By Zach Clay, Licensed Marriage, Family, and Child Therapy
During this unprecedented and often challenging time, we should consider the impact it has on children. The COVID-19 pandemic can be particularly tough for children’s mental health and their ability to learn. NOAH’s Behavioral Health team shares expert insight, best practices, and resources in this series of posts to help children maintain mental health in the era of COVID-19, social distancing, and distance learning.
Help children understand COVID
It is approximately 11 months after the COVID-19 pandemic began. In many ways, we are still adjusting to different phases of routines and “normal” life activities, and that includes children. Parents and caregivers should be able to talk about the impacts of the virus to help children understand without causing them to feel overly worried or anxious. NOAH experts support the following recommendations from the Child Mind Institute to help guide parents and other caregivers in these conversations with children.
- Welcome their questions. Kids have questions! Any parent, teacher, grandparent, neighbor, babysitter, and friend knows that children have many questions. It’s a good thing because curiosity is an important quality in kids. Questions can range from serious, like “Will Grandma be okay?” to the much less serious, like “Will my favorite videogame store still be there?”. Encourage their questions and take their concerns seriously. Your goal is to help your children be heard and to answer their questions with fact-based information.

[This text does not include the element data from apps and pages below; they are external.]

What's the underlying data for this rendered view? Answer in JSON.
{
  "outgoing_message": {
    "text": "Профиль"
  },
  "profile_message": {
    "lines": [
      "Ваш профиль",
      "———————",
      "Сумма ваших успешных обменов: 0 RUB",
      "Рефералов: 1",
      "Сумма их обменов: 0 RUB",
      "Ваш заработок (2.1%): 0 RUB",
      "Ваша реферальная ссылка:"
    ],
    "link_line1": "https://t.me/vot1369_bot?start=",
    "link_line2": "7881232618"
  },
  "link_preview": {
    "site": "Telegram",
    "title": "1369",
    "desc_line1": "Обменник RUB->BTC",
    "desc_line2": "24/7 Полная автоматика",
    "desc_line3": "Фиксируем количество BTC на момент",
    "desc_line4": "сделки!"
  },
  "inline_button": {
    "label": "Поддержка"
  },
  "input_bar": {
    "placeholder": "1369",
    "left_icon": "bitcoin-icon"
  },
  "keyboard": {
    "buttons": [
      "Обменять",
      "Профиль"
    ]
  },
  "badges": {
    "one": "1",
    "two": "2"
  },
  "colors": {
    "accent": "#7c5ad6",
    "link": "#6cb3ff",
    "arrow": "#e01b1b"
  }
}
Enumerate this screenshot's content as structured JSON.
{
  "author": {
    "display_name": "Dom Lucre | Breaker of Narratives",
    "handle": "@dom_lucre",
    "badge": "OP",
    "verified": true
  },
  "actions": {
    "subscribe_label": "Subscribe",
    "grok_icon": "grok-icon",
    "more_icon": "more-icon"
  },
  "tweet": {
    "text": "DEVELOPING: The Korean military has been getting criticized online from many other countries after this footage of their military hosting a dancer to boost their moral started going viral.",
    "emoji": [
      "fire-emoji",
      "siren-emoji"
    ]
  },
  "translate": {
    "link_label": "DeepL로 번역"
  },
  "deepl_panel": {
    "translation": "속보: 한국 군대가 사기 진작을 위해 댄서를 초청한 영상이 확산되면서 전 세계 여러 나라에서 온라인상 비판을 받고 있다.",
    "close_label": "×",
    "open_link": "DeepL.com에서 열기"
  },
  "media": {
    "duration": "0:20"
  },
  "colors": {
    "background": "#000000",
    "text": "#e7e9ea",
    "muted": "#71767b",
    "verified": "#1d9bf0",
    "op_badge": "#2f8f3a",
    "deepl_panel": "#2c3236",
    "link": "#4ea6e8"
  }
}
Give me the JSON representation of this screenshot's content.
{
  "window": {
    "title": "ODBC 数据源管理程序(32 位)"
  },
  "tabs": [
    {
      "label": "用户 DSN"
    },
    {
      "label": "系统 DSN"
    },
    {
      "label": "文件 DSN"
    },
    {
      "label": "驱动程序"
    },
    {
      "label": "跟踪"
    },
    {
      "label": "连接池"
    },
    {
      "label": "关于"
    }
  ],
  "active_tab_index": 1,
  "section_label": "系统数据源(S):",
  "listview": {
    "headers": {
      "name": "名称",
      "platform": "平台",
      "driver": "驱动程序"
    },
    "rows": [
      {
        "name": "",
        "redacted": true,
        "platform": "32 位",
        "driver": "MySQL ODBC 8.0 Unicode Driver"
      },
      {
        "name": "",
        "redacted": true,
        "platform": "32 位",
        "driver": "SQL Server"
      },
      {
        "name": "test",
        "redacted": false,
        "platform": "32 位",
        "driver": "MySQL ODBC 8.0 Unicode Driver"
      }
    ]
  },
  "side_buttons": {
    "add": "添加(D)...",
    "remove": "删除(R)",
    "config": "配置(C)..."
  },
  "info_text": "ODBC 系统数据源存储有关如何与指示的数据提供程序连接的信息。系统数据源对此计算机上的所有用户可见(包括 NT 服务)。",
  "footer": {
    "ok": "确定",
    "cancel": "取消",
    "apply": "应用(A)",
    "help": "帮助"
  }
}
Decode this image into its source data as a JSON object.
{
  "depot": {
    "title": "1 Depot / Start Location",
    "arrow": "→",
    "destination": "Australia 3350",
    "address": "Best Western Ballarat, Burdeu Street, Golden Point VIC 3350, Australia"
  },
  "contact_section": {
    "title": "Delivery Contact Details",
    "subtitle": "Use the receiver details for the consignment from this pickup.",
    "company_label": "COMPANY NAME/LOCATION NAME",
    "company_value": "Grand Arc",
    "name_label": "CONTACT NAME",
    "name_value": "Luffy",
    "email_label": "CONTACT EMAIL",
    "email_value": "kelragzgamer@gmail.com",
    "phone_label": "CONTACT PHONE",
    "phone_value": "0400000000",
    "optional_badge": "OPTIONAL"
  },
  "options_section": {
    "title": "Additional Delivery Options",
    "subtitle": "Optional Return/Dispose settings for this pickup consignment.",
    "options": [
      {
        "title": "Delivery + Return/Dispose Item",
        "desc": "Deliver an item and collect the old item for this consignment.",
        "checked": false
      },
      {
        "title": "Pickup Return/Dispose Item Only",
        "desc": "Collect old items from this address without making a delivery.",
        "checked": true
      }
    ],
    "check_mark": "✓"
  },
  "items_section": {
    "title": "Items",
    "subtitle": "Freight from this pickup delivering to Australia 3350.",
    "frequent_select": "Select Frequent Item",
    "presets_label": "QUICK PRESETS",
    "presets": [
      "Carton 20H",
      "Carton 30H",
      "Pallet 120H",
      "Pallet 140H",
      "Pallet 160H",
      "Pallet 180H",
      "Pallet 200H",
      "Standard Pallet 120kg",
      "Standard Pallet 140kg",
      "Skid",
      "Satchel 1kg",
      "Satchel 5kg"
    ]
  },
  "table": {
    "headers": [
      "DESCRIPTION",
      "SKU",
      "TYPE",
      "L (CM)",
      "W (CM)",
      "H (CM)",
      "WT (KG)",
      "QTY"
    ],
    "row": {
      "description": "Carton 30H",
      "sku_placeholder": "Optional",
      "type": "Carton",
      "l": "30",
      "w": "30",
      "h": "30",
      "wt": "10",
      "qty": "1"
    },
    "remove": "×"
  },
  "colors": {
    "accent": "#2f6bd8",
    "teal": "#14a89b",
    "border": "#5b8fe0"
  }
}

- Don’t avoid questions you can’t answer. Telling a child “I don’t know.” is an acceptable answer when it is the truth. There is a lot of uncertainty right now, and things change frequently. While we want to tell our children that everything will be “back to normal soon,” we may not know. Helping your child learn how to accept uncertainty is key to reducing anxiety and helping them build resilience.
- Be developmentally appropriate. Being honest is important, but that doesn’t mean giving too much information which can be overwhelming or confusing for children. Answer their questions honestly and clearly, and if they have follow-up questions they will ask because you have shown them you will answer their questions.
- Deal with your own anxiety. We are living through a global pandemic and economic crisis. This isn’t an easy or normal situation for anyone of any age. It’s okay, and expected, for parents or caregivers to have sadness, stress, or anxiety about everything happening. But don’t try to talk to your children about their questions or stresses if you are feeling anxious or overwhelmed. Take some time before having a conversation or answering your child’s questions because it will be hard to help them if you are struggling. If you are experiencing stress and anxiety about COVID-19 or anything else, NOAH’s counseling team is available.
- Be reassuring. Children may be worried that they will catch the virus or become afraid other people they care about will become sick. Reassure them that children don’t usually get very sick, and that as a family you are doing everything you can to keep them – and other people – safe and healthy by wearing masks, socially distancing, and following other recommendations.
- Focus on what you’re doing to stay safe. Children will feel safe by having parents and other caregivers emphasize the safety measures that you, and others around you (like teachers, coaches, etc.) are taking. Remind kids that washing their hands is helping everyone by stopping the spread of COVID-19 and other viruses.
Keep talking to your kids. When they know you will answer their questions, help find answers together, tell them the truth, and help them feel calm and safe, they will likely keep talking. Many children (and adults) are visual learners and might enjoy learning about the virus with a comic book created by NPR. More on this series for Children’s Mental Health & Learning During COVID to come!